Owner Jane Alford’s first boutique, Bay-tique, has become an Old Town anchor over the past several years. Yet, she noticed men twiddling their thumbs while their wives were shopping and realized there was nothing in Old Town to interest them. The large space at 126 Main became available in April when fellow boutique owner Melissa Hamilton purchased her own building a few doors up. Alford jumped.
She’s had the idea for Salty Soul years before and went into the new business with plenty of experience and established relationships with quality vendors. Alford, who designs many of her own products, is also carrying yoga and sportwear.
Steel Magnolia Decorating and High Tide Builders, LLC
146 Main Street
Locals began celebrating when they saw construction work taking place at the historic Creole cottage at 146 Main Street. While major structural repairs had been undertaken after Hurricane Katrina, the building had been vacant for 14 years.
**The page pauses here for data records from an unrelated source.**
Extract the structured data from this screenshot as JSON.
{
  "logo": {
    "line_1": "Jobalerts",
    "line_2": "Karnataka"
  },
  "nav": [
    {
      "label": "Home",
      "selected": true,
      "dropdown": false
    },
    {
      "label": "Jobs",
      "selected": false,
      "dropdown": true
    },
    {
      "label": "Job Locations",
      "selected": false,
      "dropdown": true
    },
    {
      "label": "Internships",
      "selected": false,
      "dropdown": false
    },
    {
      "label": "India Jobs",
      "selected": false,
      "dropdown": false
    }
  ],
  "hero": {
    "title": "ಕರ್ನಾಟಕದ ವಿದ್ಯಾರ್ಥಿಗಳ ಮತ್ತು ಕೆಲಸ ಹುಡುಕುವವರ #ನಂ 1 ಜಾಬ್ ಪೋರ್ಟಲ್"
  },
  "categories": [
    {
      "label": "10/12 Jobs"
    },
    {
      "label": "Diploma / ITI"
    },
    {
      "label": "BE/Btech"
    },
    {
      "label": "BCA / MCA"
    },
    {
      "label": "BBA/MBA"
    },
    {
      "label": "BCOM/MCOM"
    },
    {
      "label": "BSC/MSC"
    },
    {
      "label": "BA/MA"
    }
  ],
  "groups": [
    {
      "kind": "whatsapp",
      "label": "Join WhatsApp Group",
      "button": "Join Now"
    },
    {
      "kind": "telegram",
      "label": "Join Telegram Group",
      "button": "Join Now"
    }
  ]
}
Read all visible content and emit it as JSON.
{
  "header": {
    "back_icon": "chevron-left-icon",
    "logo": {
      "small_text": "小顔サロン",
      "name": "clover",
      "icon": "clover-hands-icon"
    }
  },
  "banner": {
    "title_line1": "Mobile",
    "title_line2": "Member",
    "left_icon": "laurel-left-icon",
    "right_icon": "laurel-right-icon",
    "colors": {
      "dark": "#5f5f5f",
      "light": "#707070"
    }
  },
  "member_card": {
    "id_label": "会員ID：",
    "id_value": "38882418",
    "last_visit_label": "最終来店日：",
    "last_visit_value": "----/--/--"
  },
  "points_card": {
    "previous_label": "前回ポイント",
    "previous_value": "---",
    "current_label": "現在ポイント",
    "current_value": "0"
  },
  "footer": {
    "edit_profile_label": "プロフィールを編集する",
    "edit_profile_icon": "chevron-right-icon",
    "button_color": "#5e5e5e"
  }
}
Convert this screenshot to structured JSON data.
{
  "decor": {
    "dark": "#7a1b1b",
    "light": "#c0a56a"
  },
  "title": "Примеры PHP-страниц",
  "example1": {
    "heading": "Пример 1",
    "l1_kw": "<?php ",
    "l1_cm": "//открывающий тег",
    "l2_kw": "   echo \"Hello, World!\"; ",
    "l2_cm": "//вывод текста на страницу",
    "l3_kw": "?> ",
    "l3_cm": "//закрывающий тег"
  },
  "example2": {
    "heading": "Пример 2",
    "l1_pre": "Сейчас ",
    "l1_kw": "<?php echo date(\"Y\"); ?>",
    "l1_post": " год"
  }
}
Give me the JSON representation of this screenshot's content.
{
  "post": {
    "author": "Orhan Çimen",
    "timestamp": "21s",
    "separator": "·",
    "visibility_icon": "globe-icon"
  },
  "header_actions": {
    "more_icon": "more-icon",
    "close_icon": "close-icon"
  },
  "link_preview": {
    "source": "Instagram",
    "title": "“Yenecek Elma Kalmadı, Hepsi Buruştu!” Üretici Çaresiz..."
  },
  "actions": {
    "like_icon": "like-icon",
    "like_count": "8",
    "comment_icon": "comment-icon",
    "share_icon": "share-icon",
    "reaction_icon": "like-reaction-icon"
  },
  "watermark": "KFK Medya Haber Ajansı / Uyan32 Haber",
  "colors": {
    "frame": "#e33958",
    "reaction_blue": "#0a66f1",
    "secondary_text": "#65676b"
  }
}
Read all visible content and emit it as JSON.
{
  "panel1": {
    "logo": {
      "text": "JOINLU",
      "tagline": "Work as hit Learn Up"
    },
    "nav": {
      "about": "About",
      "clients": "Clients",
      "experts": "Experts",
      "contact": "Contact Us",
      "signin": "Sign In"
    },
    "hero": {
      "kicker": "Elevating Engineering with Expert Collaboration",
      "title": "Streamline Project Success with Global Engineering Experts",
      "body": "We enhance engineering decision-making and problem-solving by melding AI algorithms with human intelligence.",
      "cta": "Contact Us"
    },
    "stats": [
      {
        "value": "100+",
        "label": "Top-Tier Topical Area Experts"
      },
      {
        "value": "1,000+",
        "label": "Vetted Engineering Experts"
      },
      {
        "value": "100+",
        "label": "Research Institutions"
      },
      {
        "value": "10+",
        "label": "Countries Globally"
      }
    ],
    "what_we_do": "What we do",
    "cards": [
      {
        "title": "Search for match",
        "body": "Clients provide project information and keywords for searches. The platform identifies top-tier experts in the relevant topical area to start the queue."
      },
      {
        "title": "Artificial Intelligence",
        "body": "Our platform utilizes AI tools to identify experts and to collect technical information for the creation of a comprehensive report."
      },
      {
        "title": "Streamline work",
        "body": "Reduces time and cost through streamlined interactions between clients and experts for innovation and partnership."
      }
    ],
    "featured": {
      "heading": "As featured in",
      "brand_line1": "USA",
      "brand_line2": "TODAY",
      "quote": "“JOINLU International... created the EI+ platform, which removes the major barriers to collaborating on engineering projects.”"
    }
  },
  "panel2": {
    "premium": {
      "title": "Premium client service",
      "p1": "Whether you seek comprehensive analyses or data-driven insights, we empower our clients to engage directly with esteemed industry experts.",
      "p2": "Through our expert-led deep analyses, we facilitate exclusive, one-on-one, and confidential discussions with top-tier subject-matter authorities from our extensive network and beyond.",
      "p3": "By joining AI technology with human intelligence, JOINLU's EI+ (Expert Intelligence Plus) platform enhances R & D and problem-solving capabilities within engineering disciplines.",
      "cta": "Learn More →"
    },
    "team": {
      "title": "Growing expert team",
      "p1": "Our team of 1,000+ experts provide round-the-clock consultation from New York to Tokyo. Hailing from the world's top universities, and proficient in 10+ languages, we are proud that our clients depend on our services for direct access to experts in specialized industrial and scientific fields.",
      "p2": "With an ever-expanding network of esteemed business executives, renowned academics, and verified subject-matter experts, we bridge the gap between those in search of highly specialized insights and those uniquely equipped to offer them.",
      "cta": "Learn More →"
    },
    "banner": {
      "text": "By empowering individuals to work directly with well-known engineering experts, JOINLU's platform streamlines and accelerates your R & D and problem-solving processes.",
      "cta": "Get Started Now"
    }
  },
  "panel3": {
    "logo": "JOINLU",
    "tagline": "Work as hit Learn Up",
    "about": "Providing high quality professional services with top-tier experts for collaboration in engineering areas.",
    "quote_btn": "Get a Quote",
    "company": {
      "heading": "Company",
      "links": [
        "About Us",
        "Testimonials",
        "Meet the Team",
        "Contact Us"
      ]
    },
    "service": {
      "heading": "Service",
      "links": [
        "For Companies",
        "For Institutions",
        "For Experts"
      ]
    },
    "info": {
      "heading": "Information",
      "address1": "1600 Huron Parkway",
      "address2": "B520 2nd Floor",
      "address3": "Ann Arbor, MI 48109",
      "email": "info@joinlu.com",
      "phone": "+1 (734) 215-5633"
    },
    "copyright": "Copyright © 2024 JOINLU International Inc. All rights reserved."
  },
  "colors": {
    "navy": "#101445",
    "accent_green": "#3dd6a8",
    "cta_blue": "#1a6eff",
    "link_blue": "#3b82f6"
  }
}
Last fall, real estate developer and Kiln resident Harry Fisher began plans to renovate the cottage as a duplex and build an addition. His first tenants are Jay and Elise Kobs, a contractor and interior design duo.
Jay Kobs hails from Hattiesburg and his wife grew up in Pittsburg. The couple moved to the Bay from Colorado to be closer to Jay’s father who recently turned 80.
The couple leased both sides of the duplex so Steel Magnolia Decorating and High Tide Builders, LLC are side by side. They plan to have a ribbon cutting in the near future.
When pressed for a date, Jay laughed. “She’s an interior designer,” he said. “Until it’s perfect, nobody’s coming in.”
Restored by Vicki and Doug Niolet and Ann Tidwell post-Katrina, the lower two levels have hosted arts, antiques and gift businesses since 2008. Yet, the building’s third floor remained uninhabitable for years until New Orleans developer/owner Jim McPhaille purchased the building and began work last year.
Artist Tami Curtis Guy first opened Tami Curtis Studio in the lower floors of Century Hall last year. Now the well-known Louisiana artist has expanded and added one of the new spaces upstairs as well, where she’ll be able to offer painting classes and group “paint parties.”
Transforming another one of the third floor spaces into a scene from a French living room is Holly McNaughton, owner of Holly House, which offers "imaginative home décor."
Century Hall manager, Susan Peterson, said in July, they’ll be joined on the third floor by Jane Evans Designs, an award-winning artist who works on canvas and in ceramics, focusing on religious and cultural iconography,” according to her website.
On the second floor, earlier this year the Century Hall gallery reorganized. Managed now by Susan Peterson, the sleek space features contemporary art by some of the region's top talent.
Across from the gallery, a new home design store has settled in, Sassy Bird Interiors. Holly Harrison, a residential interior designer for more than 30 years in Baton Rouge, teamed up with Shannon Stage, also originally from Baton Rouge.
Stage and her husband owned a house on Sycamore Street pre-Katrina and built back in 2013. Now she spends as much time in the Bay as she can and likes to call it “home.”
Stage’s experience ranges from 17 years as owner of a wholesale giftware business to being executive director of a green-building non-profit. Both Stage and Harrison have a special interest in “creating inspiring spaces that are healthy.”
The two carry artwork, lighting and lamps, pieces for home entertaining, home accessories and furniture. The mix is “lots of fun new things with antiques mixed in.”
“We both believe that spaces should be beautiful to look at, but also healthy places for families to be, “ Stage said. “That means we pay attention to everything from rugs to upholsteries to make sure they’ve been made using environmentally sound practices.”
For instance, the pair sought out washable cotton cocktail napkins that can be reused. Durability is important too, as they want the things they sell "to be treasured for a long time.”
As for the name? Stage says she’s been called “Sassy” for years and Holly’s been known as “Birdy,” so Sassy Bird Interiors was born.